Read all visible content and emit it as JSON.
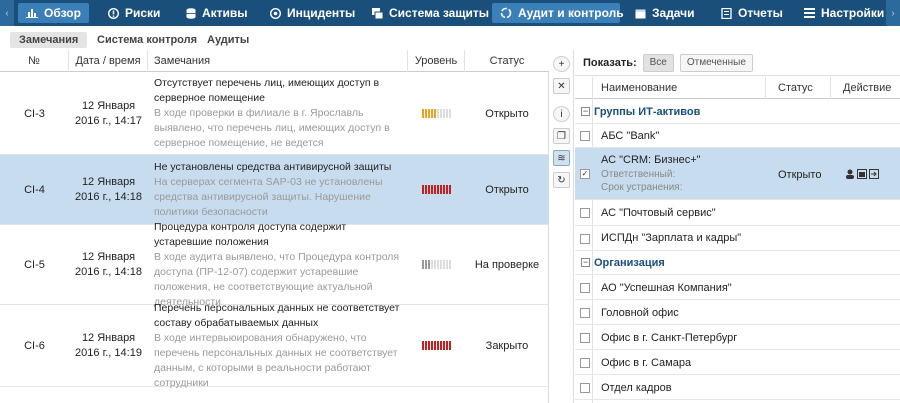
{
  "nav": {
    "items": [
      {
        "label": "Обзор",
        "icon": "bar-chart-icon",
        "active": true
      },
      {
        "label": "Риски",
        "icon": "alert-icon",
        "active": false
      },
      {
        "label": "Активы",
        "icon": "database-icon",
        "active": false
      },
      {
        "label": "Инциденты",
        "icon": "target-icon",
        "active": false
      },
      {
        "label": "Система защиты",
        "icon": "windows-icon",
        "active": false
      },
      {
        "label": "Аудит и контроль",
        "icon": "refresh-icon",
        "active": true
      },
      {
        "label": "Задачи",
        "icon": "calendar-icon",
        "active": false
      },
      {
        "label": "Отчеты",
        "icon": "report-icon",
        "active": false
      },
      {
        "label": "Настройки",
        "icon": "menu-icon",
        "active": false
      }
    ]
  },
  "subtabs": [
    {
      "label": "Замечания",
      "active": true
    },
    {
      "label": "Система контроля",
      "active": false
    },
    {
      "label": "Аудиты",
      "active": false
    }
  ],
  "table": {
    "headers": [
      "№",
      "Дата / время",
      "Замечания",
      "Уровень",
      "Статус"
    ],
    "rows": [
      {
        "id": "CI-3",
        "date": "12 Января",
        "time": "2016 г., 14:17",
        "title": "Отсутствует перечень лиц, имеющих доступ в серверное помещение",
        "desc": "В ходе проверки в филиале в г. Ярославль выявлено, что перечень лиц, имеющих доступ в серверное помещение, не ведется",
        "level": 0.5,
        "level_color": "#f0a020",
        "status": "Открыто",
        "selected": false
      },
      {
        "id": "CI-4",
        "date": "12 Января",
        "time": "2016 г., 14:18",
        "title": "Не установлены средства антивирусной защиты",
        "desc": "На серверах сегмента SAP-03 не установлены средства антивирусной защиты. Нарушение политики безопасности",
        "level": 1.0,
        "level_color": "#c81e1e",
        "status": "Открыто",
        "selected": true
      },
      {
        "id": "CI-5",
        "date": "12 Января",
        "time": "2016 г., 14:18",
        "title": "Процедура контроля доступа содержит устаревшие положения",
        "desc": "В ходе аудита выявлено, что Процедура контроля доступа (ПР-12-07) содержит устаревшие положения, не соответствующие актуальной деятельности",
        "level": 0.25,
        "level_color": "#999999",
        "status": "На проверке",
        "selected": false
      },
      {
        "id": "CI-6",
        "date": "12 Января",
        "time": "2016 г., 14:19",
        "title": "Перечень персональных данных не соответствует составу обрабатываемых данных",
        "desc": "В ходе интервьюирования обнаружено, что перечень персональных данных не соответствует данным, с которыми в реальности работают сотрудники",
        "level": 1.0,
        "level_color": "#c81e1e",
        "status": "Закрыто",
        "selected": false
      }
    ]
  },
  "tools": [
    "plus-icon",
    "close-icon",
    "info-icon",
    "copy-icon",
    "database-icon",
    "comment-refresh-icon"
  ],
  "right": {
    "show_label": "Показать:",
    "filter_all": "Все",
    "filter_marked": "Отмеченные",
    "headers": [
      "Наименование",
      "Статус",
      "Действие"
    ],
    "groups": [
      {
        "name": "Группы ИТ-активов",
        "items": [
          {
            "name": "АБС \"Bank\"",
            "checked": false
          },
          {
            "name": "АС \"CRM: Бизнес+\"",
            "checked": true,
            "selected": true,
            "responsible": "Ответственный:",
            "deadline": "Срок устранения:",
            "status": "Открыто"
          },
          {
            "name": "АС \"Почтовый сервис\"",
            "checked": false
          },
          {
            "name": "ИСПДн \"Зарплата и кадры\"",
            "checked": false
          }
        ]
      },
      {
        "name": "Организация",
        "items": [
          {
            "name": "АО \"Успешная Компания\"",
            "checked": false
          },
          {
            "name": "Головной офис",
            "checked": false
          },
          {
            "name": "Офис в г. Санкт-Петербург",
            "checked": false
          },
          {
            "name": "Офис в г. Самара",
            "checked": false
          },
          {
            "name": "Отдел кадров",
            "checked": false
          }
        ]
      }
    ]
  }
}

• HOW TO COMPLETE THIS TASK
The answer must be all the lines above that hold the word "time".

• OUTPUT OF THE EXERCISE
        "time": "2016 г., 14:17",
        "time": "2016 г., 14:18",
        "time": "2016 г., 14:18",
        "time": "2016 г., 14:19",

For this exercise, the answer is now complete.